Three other defendants were found guilty of disobedience and fined, but will not serve prison sentences, the BBC said.
The 12 politicians and activists have denied the charges.
The prosecution had sought up to 25 years in prison for Junqueras, who is also the highest-ranking pro-independence leader on trial.
He was handed the longest sentence of 13 years among the 12 accused.
Some of the leaders, speaking to the BBC ahead of the trial, said the proceedings were political in nature.
Any violence, they said, was on the part of police and committed against voters in a crackdown which made headlines around the world.
Following the verdict which came after four months of hearings, Catalan independence supporters marched in Barcelona displaying banners that read "free political prisoners" while urging others to "take to the streets".
Over the weekend, hundreds of protesters rallied in the city.
In 2017, police and protesters clashed when Catalonia's pro-independence leaders went ahead with a referendum ruled illegal by Spain's constitutional court.
Three weeks after the banned 2017 vote, the Catalan parliament declared an independent republic.
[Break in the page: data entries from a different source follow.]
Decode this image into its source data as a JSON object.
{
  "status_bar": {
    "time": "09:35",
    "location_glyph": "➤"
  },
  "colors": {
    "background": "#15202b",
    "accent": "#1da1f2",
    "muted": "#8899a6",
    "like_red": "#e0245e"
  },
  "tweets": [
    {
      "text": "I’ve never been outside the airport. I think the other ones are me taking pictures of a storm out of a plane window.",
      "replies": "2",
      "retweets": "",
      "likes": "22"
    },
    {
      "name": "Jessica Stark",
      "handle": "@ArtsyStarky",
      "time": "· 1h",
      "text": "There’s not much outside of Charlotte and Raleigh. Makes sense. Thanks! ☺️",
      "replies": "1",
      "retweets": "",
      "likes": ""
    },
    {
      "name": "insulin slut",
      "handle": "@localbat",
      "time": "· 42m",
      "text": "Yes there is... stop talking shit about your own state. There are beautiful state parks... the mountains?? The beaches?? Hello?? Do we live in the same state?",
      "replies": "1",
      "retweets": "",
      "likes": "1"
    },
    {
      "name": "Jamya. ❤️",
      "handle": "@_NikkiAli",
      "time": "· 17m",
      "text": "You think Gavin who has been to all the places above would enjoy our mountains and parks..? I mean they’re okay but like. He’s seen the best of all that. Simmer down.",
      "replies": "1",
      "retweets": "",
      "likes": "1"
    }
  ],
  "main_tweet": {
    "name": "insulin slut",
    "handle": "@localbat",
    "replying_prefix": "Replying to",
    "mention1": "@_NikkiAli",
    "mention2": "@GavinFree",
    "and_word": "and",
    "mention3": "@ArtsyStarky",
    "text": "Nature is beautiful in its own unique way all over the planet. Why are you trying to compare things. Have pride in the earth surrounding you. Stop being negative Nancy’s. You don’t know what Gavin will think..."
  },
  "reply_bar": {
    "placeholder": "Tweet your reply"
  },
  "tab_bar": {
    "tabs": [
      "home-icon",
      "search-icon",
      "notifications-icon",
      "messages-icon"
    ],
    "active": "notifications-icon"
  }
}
Madrid stepped in to impose its rule on the region, and several Catalan leaders fled or were arrested.
Carles Puigdemont, the former Catalan President, escaped trial after fleeing Spain in October 2017 before he could be arrested, along with four others.
In September, a march in Barcelona in support of Catalonia's independence from Spain drew crowds of about 600,000 people - one of the lowest turnouts in the eight-year history of the annual rally.